Alberto Pasini’s At The Golden Horn from about 1876 shows a dockside not far from the bustling city of Istanbul. The Golden Horn (in Modern Turkish, Haliç) is a horn-shaped estuary which empties into the Bosphorus Strait at ‘Old Istanbul’. As a stretch of sheltered water so close to the city, it had long been a popular port for smaller traders, such as the mixed steam and sailing ship seen shrouded in coal smoke.
The sun and warmth of Turkey was no attraction to William Bradford, whose Looking out of Battle Harbor (1877) shows what had been a major fishing port on the Labrador coast. Established in the late eighteenth century, it flourished over the following century, then entered decline in the twentieth century, becoming just a summer fishing station. It is now a National Historic Site of Canada.

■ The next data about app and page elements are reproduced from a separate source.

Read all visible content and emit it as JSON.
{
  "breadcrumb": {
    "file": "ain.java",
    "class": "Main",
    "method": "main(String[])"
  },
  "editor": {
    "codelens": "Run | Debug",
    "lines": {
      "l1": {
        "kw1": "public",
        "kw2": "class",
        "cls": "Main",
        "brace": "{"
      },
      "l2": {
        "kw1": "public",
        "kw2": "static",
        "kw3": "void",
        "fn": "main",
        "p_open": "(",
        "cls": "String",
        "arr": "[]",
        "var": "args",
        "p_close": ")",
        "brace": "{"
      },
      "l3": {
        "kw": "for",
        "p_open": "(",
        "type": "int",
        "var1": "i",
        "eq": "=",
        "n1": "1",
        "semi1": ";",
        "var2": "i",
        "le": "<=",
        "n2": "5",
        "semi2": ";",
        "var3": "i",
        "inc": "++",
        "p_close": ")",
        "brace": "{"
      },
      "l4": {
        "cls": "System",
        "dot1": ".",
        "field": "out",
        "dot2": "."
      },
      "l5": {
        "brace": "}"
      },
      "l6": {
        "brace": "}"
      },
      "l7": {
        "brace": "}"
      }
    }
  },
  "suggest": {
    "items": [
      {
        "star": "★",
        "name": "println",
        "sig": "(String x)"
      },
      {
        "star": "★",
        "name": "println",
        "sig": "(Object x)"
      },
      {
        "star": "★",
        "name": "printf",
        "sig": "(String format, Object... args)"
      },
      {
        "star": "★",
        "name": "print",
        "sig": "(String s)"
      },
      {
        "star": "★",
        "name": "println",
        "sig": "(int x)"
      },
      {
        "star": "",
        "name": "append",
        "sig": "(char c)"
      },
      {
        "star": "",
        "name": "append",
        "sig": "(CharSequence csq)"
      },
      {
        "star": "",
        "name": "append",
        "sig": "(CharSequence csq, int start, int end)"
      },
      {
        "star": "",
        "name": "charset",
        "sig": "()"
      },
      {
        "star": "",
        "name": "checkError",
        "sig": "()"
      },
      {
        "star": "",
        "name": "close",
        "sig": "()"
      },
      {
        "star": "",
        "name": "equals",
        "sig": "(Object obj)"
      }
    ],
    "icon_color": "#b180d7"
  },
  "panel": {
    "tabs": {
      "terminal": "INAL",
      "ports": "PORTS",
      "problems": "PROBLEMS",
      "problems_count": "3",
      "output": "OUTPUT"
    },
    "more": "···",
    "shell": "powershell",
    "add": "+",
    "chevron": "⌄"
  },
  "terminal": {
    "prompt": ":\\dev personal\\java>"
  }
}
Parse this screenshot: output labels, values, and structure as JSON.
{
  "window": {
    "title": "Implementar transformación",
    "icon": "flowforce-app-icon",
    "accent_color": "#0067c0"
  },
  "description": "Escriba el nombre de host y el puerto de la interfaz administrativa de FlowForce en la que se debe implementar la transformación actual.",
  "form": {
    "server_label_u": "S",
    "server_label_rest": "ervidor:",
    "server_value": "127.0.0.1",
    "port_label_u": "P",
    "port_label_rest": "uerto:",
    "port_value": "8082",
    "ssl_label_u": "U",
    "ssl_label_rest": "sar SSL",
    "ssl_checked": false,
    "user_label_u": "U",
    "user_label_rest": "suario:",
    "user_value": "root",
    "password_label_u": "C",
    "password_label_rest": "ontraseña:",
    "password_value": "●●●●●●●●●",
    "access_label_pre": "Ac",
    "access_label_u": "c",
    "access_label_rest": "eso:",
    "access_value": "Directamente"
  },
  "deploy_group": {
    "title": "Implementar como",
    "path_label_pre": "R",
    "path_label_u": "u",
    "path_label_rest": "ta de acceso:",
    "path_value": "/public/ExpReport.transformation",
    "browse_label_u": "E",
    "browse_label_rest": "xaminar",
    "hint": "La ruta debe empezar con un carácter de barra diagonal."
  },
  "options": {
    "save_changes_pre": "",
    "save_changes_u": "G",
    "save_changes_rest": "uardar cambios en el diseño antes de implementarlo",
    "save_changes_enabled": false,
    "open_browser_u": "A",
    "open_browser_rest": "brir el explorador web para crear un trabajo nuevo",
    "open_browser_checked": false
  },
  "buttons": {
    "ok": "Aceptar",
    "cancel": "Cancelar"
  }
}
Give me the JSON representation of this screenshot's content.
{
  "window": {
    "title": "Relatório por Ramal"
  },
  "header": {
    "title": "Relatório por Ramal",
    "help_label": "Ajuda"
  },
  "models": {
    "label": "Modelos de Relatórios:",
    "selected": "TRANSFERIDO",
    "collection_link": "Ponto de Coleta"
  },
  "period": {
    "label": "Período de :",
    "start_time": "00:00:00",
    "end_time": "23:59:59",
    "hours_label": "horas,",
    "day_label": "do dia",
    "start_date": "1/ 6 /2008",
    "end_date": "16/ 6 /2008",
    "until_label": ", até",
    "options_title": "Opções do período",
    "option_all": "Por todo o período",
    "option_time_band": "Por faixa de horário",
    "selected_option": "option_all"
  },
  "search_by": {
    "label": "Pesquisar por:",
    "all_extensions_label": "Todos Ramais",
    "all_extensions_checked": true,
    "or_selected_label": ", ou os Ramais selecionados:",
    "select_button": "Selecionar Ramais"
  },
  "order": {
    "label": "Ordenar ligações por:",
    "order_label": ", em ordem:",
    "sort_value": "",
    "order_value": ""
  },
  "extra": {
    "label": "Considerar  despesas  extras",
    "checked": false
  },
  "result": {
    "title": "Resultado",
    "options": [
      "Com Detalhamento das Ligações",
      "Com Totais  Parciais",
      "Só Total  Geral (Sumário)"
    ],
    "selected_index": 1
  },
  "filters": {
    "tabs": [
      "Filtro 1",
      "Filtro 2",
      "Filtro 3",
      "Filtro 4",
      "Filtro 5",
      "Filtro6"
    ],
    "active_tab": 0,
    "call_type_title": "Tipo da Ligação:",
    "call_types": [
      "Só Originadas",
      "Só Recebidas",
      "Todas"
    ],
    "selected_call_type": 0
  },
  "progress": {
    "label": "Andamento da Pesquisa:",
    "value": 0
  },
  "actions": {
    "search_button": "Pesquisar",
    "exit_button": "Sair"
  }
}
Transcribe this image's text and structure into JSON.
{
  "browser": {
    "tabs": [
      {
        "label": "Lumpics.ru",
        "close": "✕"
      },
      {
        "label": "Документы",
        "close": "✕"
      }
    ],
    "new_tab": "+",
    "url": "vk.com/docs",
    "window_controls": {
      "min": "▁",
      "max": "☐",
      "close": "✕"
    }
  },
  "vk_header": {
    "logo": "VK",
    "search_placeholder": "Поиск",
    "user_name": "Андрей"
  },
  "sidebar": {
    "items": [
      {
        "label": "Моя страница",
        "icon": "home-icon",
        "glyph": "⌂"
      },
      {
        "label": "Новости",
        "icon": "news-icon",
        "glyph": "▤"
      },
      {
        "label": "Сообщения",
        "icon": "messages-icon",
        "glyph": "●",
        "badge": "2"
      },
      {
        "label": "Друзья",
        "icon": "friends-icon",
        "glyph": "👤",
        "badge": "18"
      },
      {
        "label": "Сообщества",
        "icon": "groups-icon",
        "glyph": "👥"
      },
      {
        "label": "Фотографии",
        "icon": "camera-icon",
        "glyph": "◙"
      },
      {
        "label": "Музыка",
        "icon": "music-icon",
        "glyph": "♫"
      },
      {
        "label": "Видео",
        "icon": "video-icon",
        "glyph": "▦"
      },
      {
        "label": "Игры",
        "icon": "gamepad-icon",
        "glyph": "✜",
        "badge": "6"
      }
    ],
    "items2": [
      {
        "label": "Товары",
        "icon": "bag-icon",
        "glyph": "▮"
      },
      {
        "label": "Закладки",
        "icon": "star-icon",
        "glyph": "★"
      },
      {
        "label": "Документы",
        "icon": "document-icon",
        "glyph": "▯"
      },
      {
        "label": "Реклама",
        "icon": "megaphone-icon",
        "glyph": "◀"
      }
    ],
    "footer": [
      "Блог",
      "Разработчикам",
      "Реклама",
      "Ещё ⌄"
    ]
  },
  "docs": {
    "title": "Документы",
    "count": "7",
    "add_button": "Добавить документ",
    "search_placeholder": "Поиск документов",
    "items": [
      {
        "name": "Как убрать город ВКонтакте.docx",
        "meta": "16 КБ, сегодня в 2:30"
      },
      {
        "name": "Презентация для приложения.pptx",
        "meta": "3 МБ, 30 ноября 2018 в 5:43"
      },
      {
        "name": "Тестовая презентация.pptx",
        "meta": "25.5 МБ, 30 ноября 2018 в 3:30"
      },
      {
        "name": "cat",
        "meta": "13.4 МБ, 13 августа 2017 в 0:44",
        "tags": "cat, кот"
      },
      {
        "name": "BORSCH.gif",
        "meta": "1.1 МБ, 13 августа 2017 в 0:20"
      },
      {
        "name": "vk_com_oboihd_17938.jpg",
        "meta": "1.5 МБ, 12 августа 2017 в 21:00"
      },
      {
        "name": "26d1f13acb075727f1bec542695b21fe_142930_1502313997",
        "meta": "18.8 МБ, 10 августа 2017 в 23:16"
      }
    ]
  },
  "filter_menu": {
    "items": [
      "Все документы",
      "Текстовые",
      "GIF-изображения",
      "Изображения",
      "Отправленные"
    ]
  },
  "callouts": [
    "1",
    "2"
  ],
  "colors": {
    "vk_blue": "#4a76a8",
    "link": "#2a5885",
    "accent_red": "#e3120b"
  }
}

For many Europeans, the first sailing ship which they boarded was the one which took them away from the land of their birth to a new life in the Americas.
William McTaggart’s The Emigrants Leaving the Hebrides was started in 1883, when McTaggart painted the headland from which the emigrants left at Carradale, but he did not complete its details until 1889. This shows Scottish migrants loading their few possessions into rowing boats in the foreground, then being rowed out to the waiting ship in the distance.
When the Neo-Impressionist Georges Seurat campaigned around ports on the French Channel coast during the summer, he not infrequently caught sailing and steamships in harbour. This painting shows a Corner of a Basin, Honfleur in 1886, with its mixture of masts, rigging and funnels.
Eugène Jansson’s Evening in Kornhamnstorg, Stockholm (1897) shows the well-lit waterfront of Stockholm’s old town as a strip across its dominant blue. The square of his title is in the old town, where grain arrived for sale and storage in the past. The artist fills the sky and water with soft and apparently random curves and squiggles, and has scratched linear patterns into the hull of the sailing ship.
Several of the Post-Impressionists who moved to the south of France at the end of the nineteenth and early twentieth centuries sailed themselves. It was perhaps Paul Signac who painted some of the most evocative and colourful views of the last days of sail in the ports of the Midi: in his Notre-Dame-de-la-Garde (La Bonne-Mère), Marseilles from 1905-06 (above), and his more impromptu watercolour of a Corsican Landscape (Ajaccio) from 1931 (below).
The last image prophesying the fate of sail has to be JMW Turner’s Fighting Temeraire from as early as 1839, in which he shows a smoky new paddle-propelled steam tug towing a great sailing warship to be broken up. By the start of the Second World War, almost every sailing ship around the world had undergone the same fate. So ended the days of sail.